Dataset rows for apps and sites
----------

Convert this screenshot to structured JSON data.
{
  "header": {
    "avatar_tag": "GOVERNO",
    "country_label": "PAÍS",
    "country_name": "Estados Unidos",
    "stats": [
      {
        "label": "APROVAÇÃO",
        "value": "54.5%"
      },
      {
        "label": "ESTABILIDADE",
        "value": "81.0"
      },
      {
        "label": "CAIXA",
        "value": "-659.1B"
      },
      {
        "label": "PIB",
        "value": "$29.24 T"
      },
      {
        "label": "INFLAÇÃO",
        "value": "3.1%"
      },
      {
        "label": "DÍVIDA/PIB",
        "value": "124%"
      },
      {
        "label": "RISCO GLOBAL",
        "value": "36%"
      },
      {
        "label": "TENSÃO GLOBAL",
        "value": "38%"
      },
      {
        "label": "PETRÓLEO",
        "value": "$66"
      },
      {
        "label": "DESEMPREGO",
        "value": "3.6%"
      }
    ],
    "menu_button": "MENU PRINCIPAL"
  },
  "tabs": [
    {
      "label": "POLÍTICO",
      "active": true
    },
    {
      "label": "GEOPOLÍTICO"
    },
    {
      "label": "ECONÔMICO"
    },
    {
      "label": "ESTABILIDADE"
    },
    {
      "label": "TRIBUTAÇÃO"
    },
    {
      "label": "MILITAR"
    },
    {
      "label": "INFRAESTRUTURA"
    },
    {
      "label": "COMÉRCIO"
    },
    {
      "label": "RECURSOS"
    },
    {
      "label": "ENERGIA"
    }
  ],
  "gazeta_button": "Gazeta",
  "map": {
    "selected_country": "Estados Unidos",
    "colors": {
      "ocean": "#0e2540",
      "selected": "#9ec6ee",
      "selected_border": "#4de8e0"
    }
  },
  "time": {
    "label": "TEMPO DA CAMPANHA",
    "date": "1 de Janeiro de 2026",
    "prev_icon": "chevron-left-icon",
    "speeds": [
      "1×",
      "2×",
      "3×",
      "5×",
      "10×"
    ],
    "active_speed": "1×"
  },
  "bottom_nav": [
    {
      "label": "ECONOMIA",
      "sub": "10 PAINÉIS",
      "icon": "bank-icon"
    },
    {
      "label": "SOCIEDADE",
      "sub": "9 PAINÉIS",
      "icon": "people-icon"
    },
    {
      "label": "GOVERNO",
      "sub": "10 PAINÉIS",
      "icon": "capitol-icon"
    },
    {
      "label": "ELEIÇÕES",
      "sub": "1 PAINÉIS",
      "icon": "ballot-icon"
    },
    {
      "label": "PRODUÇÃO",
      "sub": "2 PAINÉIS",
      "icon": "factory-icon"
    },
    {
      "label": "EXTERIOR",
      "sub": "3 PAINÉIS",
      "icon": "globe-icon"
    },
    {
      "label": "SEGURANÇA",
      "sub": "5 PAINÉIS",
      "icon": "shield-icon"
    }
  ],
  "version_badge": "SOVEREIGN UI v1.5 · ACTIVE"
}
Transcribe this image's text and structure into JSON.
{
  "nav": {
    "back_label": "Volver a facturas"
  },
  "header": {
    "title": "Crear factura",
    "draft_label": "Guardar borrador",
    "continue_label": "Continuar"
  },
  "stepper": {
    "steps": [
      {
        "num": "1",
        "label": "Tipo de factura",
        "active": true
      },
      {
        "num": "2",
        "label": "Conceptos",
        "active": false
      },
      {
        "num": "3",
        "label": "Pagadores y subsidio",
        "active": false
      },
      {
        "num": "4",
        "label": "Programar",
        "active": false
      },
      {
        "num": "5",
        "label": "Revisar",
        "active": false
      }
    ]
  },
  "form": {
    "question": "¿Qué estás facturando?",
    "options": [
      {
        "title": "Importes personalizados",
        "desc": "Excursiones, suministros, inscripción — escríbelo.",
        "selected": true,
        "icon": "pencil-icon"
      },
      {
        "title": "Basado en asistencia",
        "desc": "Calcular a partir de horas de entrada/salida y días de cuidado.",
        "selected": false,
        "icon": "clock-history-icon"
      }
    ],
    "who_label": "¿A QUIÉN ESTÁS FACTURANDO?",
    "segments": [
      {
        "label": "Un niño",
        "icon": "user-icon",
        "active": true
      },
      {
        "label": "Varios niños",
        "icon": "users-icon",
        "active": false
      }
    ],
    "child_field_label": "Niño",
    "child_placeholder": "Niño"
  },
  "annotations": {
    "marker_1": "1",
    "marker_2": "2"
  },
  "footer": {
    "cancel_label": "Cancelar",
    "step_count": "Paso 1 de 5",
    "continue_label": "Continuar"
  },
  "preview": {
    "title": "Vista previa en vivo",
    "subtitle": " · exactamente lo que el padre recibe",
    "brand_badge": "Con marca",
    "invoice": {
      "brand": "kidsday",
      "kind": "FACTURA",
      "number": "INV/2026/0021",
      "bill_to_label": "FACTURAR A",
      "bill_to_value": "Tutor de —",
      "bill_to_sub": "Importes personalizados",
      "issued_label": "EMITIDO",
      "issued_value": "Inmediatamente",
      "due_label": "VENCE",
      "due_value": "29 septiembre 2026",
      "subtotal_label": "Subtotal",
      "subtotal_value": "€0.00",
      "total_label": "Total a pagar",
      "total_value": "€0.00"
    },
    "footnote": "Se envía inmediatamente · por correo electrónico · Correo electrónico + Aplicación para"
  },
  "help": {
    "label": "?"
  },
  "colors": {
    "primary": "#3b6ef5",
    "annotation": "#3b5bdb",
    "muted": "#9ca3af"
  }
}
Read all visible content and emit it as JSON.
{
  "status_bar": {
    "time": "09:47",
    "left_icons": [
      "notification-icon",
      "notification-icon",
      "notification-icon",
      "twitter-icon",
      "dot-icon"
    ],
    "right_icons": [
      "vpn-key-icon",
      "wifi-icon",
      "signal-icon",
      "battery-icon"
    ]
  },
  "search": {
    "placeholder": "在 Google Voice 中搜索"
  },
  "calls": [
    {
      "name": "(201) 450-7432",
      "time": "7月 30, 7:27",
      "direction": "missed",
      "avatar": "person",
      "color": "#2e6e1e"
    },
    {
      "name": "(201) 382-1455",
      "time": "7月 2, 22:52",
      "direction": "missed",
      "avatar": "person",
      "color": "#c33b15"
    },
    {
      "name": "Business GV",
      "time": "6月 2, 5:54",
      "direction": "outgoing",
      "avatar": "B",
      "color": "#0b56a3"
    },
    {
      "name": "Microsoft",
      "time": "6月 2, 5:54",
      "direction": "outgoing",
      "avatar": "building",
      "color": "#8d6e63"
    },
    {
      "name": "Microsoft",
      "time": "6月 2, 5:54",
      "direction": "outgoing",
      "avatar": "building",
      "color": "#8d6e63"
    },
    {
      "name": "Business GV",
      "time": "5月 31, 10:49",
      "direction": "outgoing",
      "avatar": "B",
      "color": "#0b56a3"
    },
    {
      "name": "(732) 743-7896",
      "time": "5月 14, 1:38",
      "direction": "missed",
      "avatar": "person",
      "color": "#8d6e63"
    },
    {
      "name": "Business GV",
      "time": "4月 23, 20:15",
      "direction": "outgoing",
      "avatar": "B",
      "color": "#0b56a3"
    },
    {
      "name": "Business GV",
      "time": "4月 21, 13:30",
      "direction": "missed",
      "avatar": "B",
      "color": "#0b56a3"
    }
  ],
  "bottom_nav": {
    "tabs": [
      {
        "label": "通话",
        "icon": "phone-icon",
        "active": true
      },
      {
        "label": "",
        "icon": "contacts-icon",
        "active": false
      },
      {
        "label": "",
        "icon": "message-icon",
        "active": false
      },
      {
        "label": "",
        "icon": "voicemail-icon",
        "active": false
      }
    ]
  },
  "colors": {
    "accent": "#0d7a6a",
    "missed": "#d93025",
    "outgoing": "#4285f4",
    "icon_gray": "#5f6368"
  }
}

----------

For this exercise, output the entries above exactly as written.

Convert this screenshot to structured JSON data.
{
  "header": {
    "avatar_tag": "GOVERNO",
    "country_label": "PAÍS",
    "country_name": "Estados Unidos",
    "stats": [
      {
        "label": "APROVAÇÃO",
        "value": "54.5%"
      },
      {
        "label": "ESTABILIDADE",
        "value": "81.0"
      },
      {
        "label": "CAIXA",
        "value": "-659.1B"
      },
      {
        "label": "PIB",
        "value": "$29.24 T"
      },
      {
        "label": "INFLAÇÃO",
        "value": "3.1%"
      },
      {
        "label": "DÍVIDA/PIB",
        "value": "124%"
      },
      {
        "label": "RISCO GLOBAL",
        "value": "36%"
      },
      {
        "label": "TENSÃO GLOBAL",
        "value": "38%"
      },
      {
        "label": "PETRÓLEO",
        "value": "$66"
      },
      {
        "label": "DESEMPREGO",
        "value": "3.6%"
      }
    ],
    "menu_button": "MENU PRINCIPAL"
  },
  "tabs": [
    {
      "label": "POLÍTICO",
      "active": true
    },
    {
      "label": "GEOPOLÍTICO"
    },
    {
      "label": "ECONÔMICO"
    },
    {
      "label": "ESTABILIDADE"
    },
    {
      "label": "TRIBUTAÇÃO"
    },
    {
      "label": "MILITAR"
    },
    {
      "label": "INFRAESTRUTURA"
    },
    {
      "label": "COMÉRCIO"
    },
    {
      "label": "RECURSOS"
    },
    {
      "label": "ENERGIA"
    }
  ],
  "gazeta_button": "Gazeta",
  "map": {
    "selected_country": "Estados Unidos",
    "colors": {
      "ocean": "#0e2540",
      "selected": "#9ec6ee",
      "selected_border": "#4de8e0"
    }
  },
  "time": {
    "label": "TEMPO DA CAMPANHA",
    "date": "1 de Janeiro de 2026",
    "prev_icon": "chevron-left-icon",
    "speeds": [
      "1×",
      "2×",
      "3×",
      "5×",
      "10×"
    ],
    "active_speed": "1×"
  },
  "bottom_nav": [
    {
      "label": "ECONOMIA",
      "sub": "10 PAINÉIS",
      "icon": "bank-icon"
    },
    {
      "label": "SOCIEDADE",
      "sub": "9 PAINÉIS",
      "icon": "people-icon"
    },
    {
      "label": "GOVERNO",
      "sub": "10 PAINÉIS",
      "icon": "capitol-icon"
    },
    {
      "label": "ELEIÇÕES",
      "sub": "1 PAINÉIS",
      "icon": "ballot-icon"
    },
    {
      "label": "PRODUÇÃO",
      "sub": "2 PAINÉIS",
      "icon": "factory-icon"
    },
    {
      "label": "EXTERIOR",
      "sub": "3 PAINÉIS",
      "icon": "globe-icon"
    },
    {
      "label": "SEGURANÇA",
      "sub": "5 PAINÉIS",
      "icon": "shield-icon"
    }
  ],
  "version_badge": "SOVEREIGN UI v1.5 · ACTIVE"
}
Transcribe this image's text and structure into JSON.
{
  "nav": {
    "back_label": "Volver a facturas"
  },
  "header": {
    "title": "Crear factura",
    "draft_label": "Guardar borrador",
    "continue_label": "Continuar"
  },
  "stepper": {
    "steps": [
      {
        "num": "1",
        "label": "Tipo de factura",
        "active": true
      },
      {
        "num": "2",
        "label": "Conceptos",
        "active": false
      },
      {
        "num": "3",
        "label": "Pagadores y subsidio",
        "active": false
      },
      {
        "num": "4",
        "label": "Programar",
        "active": false
      },
      {
        "num": "5",
        "label": "Revisar",
        "active": false
      }
    ]
  },
  "form": {
    "question": "¿Qué estás facturando?",
    "options": [
      {
        "title": "Importes personalizados",
        "desc": "Excursiones, suministros, inscripción — escríbelo.",
        "selected": true,
        "icon": "pencil-icon"
      },
      {
        "title": "Basado en asistencia",
        "desc": "Calcular a partir de horas de entrada/salida y días de cuidado.",
        "selected": false,
        "icon": "clock-history-icon"
      }
    ],
    "who_label": "¿A QUIÉN ESTÁS FACTURANDO?",
    "segments": [
      {
        "label": "Un niño",
        "icon": "user-icon",
        "active": true
      },
      {
        "label": "Varios niños",
        "icon": "users-icon",
        "active": false
      }
    ],
    "child_field_label": "Niño",
    "child_placeholder": "Niño"
  },
  "annotations": {
    "marker_1": "1",
    "marker_2": "2"
  },
  "footer": {
    "cancel_label": "Cancelar",
    "step_count": "Paso 1 de 5",
    "continue_label": "Continuar"
  },
  "preview": {
    "title": "Vista previa en vivo",
    "subtitle": " · exactamente lo que el padre recibe",
    "brand_badge": "Con marca",
    "invoice": {
      "brand": "kidsday",
      "kind": "FACTURA",
      "number": "INV/2026/0021",
      "bill_to_label": "FACTURAR A",
      "bill_to_value": "Tutor de —",
      "bill_to_sub": "Importes personalizados",
      "issued_label": "EMITIDO",
      "issued_value": "Inmediatamente",
      "due_label": "VENCE",
      "due_value": "29 septiembre 2026",
      "subtotal_label": "Subtotal",
      "subtotal_value": "€0.00",
      "total_label": "Total a pagar",
      "total_value": "€0.00"
    },
    "footnote": "Se envía inmediatamente · por correo electrónico · Correo electrónico + Aplicación para"
  },
  "help": {
    "label": "?"
  },
  "colors": {
    "primary": "#3b6ef5",
    "annotation": "#3b5bdb",
    "muted": "#9ca3af"
  }
}
Read all visible content and emit it as JSON.
{
  "status_bar": {
    "time": "09:47",
    "left_icons": [
      "notification-icon",
      "notification-icon",
      "notification-icon",
      "twitter-icon",
      "dot-icon"
    ],
    "right_icons": [
      "vpn-key-icon",
      "wifi-icon",
      "signal-icon",
      "battery-icon"
    ]
  },
  "search": {
    "placeholder": "在 Google Voice 中搜索"
  },
  "calls": [
    {
      "name": "(201) 450-7432",
      "time": "7月 30, 7:27",
      "direction": "missed",
      "avatar": "person",
      "color": "#2e6e1e"
    },
    {
      "name": "(201) 382-1455",
      "time": "7月 2, 22:52",
      "direction": "missed",
      "avatar": "person",
      "color": "#c33b15"
    },
    {
      "name": "Business GV",
      "time": "6月 2, 5:54",
      "direction": "outgoing",
      "avatar": "B",
      "color": "#0b56a3"
    },
    {
      "name": "Microsoft",
      "time": "6月 2, 5:54",
      "direction": "outgoing",
      "avatar": "building",
      "color": "#8d6e63"
    },
    {
      "name": "Microsoft",
      "time": "6月 2, 5:54",
      "direction": "outgoing",
      "avatar": "building",
      "color": "#8d6e63"
    },
    {
      "name": "Business GV",
      "time": "5月 31, 10:49",
      "direction": "outgoing",
      "avatar": "B",
      "color": "#0b56a3"
    },
    {
      "name": "(732) 743-7896",
      "time": "5月 14, 1:38",
      "direction": "missed",
      "avatar": "person",
      "color": "#8d6e63"
    },
    {
      "name": "Business GV",
      "time": "4月 23, 20:15",
      "direction": "outgoing",
      "avatar": "B",
      "color": "#0b56a3"
    },
    {
      "name": "Business GV",
      "time": "4月 21, 13:30",
      "direction": "missed",
      "avatar": "B",
      "color": "#0b56a3"
    }
  ],
  "bottom_nav": {
    "tabs": [
      {
        "label": "通话",
        "icon": "phone-icon",
        "active": true
      },
      {
        "label": "",
        "icon": "contacts-icon",
        "active": false
      },
      {
        "label": "",
        "icon": "message-icon",
        "active": false
      },
      {
        "label": "",
        "icon": "voicemail-icon",
        "active": false
      }
    ]
  },
  "colors": {
    "accent": "#0d7a6a",
    "missed": "#d93025",
    "outgoing": "#4285f4",
    "icon_gray": "#5f6368"
  }
}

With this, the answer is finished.